▸ TASK BRIEF:
Wherever the string "name" shows up in the data below, copy the whole line.

========================================================================

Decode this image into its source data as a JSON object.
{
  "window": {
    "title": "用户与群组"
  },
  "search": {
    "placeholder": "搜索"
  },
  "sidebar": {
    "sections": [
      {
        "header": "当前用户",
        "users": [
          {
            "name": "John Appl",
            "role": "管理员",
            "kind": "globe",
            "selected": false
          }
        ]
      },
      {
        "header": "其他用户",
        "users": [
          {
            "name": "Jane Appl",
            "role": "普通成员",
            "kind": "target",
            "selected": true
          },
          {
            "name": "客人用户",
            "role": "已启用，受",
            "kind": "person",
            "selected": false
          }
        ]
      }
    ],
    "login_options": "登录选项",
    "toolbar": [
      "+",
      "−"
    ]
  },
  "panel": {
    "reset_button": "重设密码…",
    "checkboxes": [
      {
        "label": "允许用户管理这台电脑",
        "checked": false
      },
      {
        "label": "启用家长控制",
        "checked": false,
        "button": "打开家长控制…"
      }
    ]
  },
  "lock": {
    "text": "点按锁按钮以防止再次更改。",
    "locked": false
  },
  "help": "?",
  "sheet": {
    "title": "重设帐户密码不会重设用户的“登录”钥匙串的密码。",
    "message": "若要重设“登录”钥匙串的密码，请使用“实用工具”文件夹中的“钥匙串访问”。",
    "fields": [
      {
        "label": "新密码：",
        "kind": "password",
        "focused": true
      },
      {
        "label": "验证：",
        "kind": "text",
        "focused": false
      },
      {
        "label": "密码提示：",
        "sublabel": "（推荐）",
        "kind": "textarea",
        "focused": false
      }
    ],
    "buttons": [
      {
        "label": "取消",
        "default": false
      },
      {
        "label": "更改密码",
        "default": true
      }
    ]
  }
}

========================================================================

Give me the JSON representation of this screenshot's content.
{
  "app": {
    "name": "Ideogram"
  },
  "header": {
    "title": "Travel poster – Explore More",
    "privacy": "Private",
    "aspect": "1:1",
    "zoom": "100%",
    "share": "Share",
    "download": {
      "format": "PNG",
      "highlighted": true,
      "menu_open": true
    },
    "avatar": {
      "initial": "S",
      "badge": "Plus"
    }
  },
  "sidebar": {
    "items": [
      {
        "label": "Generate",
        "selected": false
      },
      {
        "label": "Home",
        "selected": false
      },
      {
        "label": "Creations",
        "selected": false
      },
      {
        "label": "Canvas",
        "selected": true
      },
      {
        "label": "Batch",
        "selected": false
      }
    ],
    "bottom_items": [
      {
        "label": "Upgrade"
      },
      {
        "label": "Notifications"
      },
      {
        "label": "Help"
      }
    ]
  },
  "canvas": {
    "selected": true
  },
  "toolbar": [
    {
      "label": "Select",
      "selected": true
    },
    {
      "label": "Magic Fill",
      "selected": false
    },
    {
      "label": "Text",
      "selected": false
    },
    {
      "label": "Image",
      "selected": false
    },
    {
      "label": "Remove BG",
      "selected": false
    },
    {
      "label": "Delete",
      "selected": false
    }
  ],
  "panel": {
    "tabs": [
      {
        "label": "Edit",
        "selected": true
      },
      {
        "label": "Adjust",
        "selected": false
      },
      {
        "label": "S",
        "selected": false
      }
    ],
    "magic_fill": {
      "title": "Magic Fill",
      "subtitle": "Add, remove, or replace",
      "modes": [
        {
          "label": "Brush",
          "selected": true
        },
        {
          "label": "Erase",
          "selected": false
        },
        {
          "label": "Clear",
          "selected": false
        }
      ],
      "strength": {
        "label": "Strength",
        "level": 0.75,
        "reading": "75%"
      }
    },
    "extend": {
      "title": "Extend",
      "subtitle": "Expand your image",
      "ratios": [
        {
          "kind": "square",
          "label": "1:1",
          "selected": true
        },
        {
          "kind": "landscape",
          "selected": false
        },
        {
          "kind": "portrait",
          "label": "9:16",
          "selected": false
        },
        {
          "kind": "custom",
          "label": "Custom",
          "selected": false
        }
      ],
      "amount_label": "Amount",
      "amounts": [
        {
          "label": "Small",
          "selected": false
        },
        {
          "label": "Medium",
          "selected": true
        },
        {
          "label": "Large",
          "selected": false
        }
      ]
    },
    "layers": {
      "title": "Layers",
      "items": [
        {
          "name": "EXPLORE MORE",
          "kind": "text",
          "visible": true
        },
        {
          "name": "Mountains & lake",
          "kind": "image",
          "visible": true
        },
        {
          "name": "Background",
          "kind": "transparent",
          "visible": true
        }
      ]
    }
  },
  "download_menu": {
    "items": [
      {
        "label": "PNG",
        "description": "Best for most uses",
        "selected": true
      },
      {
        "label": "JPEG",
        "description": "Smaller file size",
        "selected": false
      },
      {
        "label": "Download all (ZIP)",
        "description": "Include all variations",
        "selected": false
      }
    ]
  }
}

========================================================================

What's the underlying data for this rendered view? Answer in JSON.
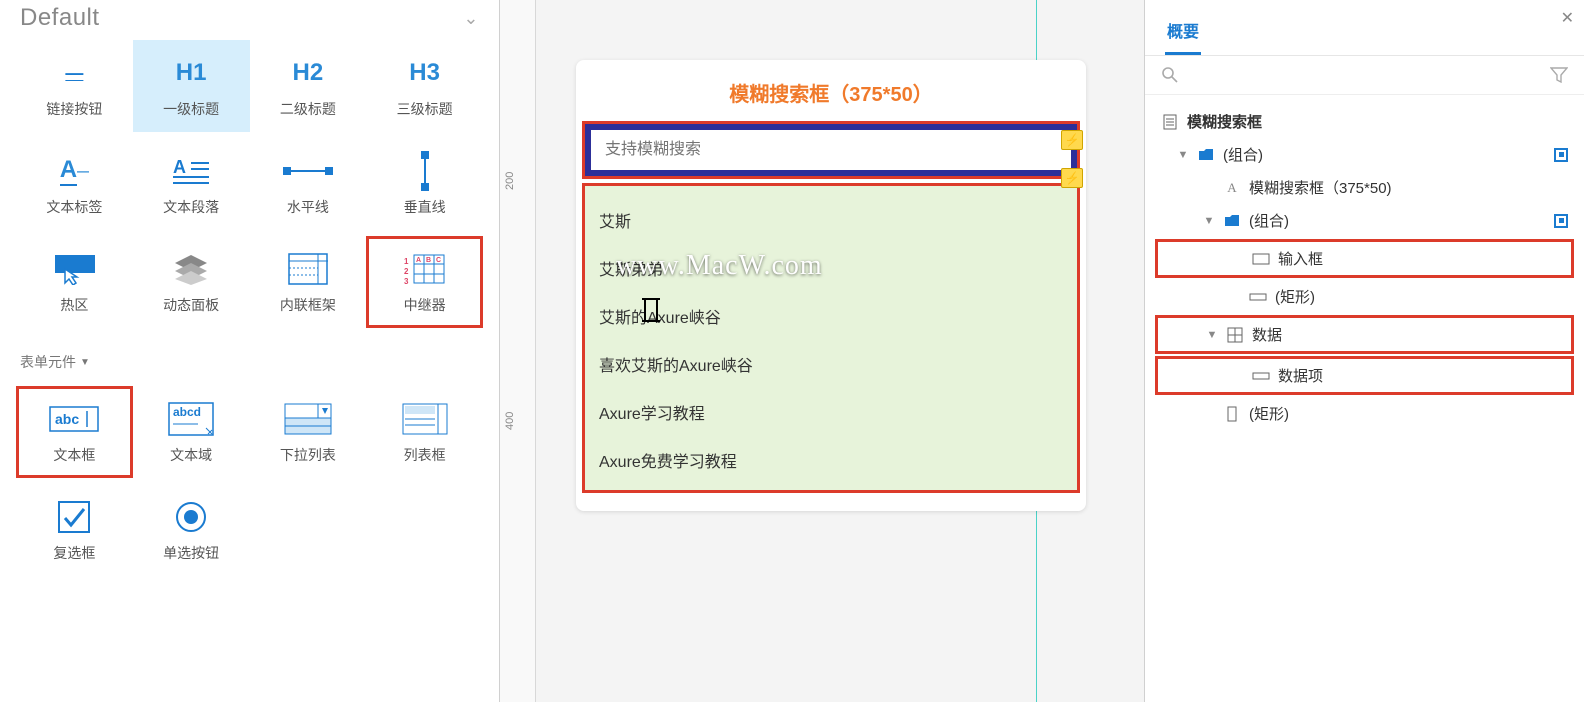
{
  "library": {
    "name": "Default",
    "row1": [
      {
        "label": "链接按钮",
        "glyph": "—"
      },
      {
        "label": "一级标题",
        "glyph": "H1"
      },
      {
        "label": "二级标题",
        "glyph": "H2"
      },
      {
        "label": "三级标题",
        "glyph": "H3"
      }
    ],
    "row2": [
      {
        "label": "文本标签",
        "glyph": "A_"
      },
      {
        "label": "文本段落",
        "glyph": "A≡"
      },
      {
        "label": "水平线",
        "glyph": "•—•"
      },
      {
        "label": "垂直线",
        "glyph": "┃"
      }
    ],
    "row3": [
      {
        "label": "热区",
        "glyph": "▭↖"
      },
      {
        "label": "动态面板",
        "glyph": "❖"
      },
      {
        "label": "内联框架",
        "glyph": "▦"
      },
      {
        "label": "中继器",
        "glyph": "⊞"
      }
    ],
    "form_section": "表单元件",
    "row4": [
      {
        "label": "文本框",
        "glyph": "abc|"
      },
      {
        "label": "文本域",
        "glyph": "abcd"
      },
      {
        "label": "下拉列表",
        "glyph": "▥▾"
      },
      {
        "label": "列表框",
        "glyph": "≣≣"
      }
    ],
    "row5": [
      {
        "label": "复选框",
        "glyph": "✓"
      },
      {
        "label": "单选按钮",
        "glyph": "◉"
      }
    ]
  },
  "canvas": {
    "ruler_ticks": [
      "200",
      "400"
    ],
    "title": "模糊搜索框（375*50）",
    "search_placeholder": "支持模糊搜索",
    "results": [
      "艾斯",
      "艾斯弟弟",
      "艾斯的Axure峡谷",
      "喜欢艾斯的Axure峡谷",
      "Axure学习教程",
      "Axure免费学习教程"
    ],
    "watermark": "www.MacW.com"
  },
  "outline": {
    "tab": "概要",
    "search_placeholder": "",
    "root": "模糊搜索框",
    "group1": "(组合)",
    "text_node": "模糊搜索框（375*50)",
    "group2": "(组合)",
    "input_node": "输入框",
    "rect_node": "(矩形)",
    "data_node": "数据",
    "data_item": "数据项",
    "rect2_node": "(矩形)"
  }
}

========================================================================

▸ RESULT OF THIS EXERCISE:
            "name": "John Appl",
            "name": "Jane Appl",
            "name": "客人用户",
    "name": "Ideogram"
          "name": "EXPLORE MORE",
          "name": "Mountains & lake",
          "name": "Background",
    "name": "Default",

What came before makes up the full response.